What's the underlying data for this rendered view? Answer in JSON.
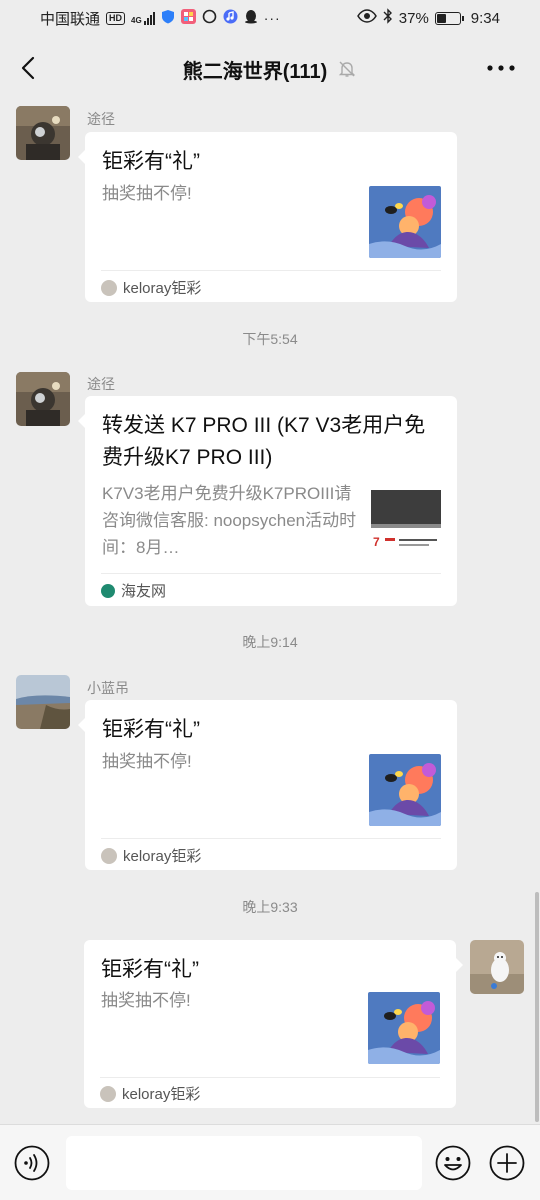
{
  "status_bar": {
    "carrier": "中国联通",
    "hd": "HD",
    "signal": "4G",
    "battery": "37%",
    "battery_level": 0.37,
    "time": "9:34"
  },
  "header": {
    "title": "熊二海世界(111)"
  },
  "messages": [
    {
      "sender": "途径",
      "card_title": "钜彩有“礼”",
      "card_desc": "抽奖抽不停!",
      "source": "keloray钜彩"
    },
    {
      "timestamp": "下午5:54",
      "sender": "途径",
      "card_title": "转发送 K7 PRO III (K7 V3老用户免费升级K7 PRO III)",
      "card_desc": "K7V3老用户免费升级K7PROIII请咨询微信客服: noopsychen活动时间：8月…",
      "source": "海友网"
    },
    {
      "timestamp": "晚上9:14",
      "sender": "小蓝吊",
      "card_title": "钜彩有“礼”",
      "card_desc": "抽奖抽不停!",
      "source": "keloray钜彩"
    },
    {
      "timestamp": "晚上9:33",
      "card_title": "钜彩有“礼”",
      "card_desc": "抽奖抽不停!",
      "source": "keloray钜彩"
    }
  ],
  "input": {
    "value": ""
  },
  "colors": {
    "background": "#ededed",
    "card": "#ffffff",
    "muted_text": "#8a8a8a",
    "input_bar": "#f6f6f6"
  }
}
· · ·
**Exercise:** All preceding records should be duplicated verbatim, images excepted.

**Answer to this problem:**
What's the underlying data for this rendered view? Answer in JSON.
{
  "status_bar": {
    "carrier": "中国联通",
    "hd": "HD",
    "signal": "4G",
    "battery": "37%",
    "battery_level": 0.37,
    "time": "9:34"
  },
  "header": {
    "title": "熊二海世界(111)"
  },
  "messages": [
    {
      "sender": "途径",
      "card_title": "钜彩有“礼”",
      "card_desc": "抽奖抽不停!",
      "source": "keloray钜彩"
    },
    {
      "timestamp": "下午5:54",
      "sender": "途径",
      "card_title": "转发送 K7 PRO III (K7 V3老用户免费升级K7 PRO III)",
      "card_desc": "K7V3老用户免费升级K7PROIII请咨询微信客服: noopsychen活动时间：8月…",
      "source": "海友网"
    },
    {
      "timestamp": "晚上9:14",
      "sender": "小蓝吊",
      "card_title": "钜彩有“礼”",
      "card_desc": "抽奖抽不停!",
      "source": "keloray钜彩"
    },
    {
      "timestamp": "晚上9:33",
      "card_title": "钜彩有“礼”",
      "card_desc": "抽奖抽不停!",
      "source": "keloray钜彩"
    }
  ],
  "input": {
    "value": ""
  },
  "colors": {
    "background": "#ededed",
    "card": "#ffffff",
    "muted_text": "#8a8a8a",
    "input_bar": "#f6f6f6"
  }
}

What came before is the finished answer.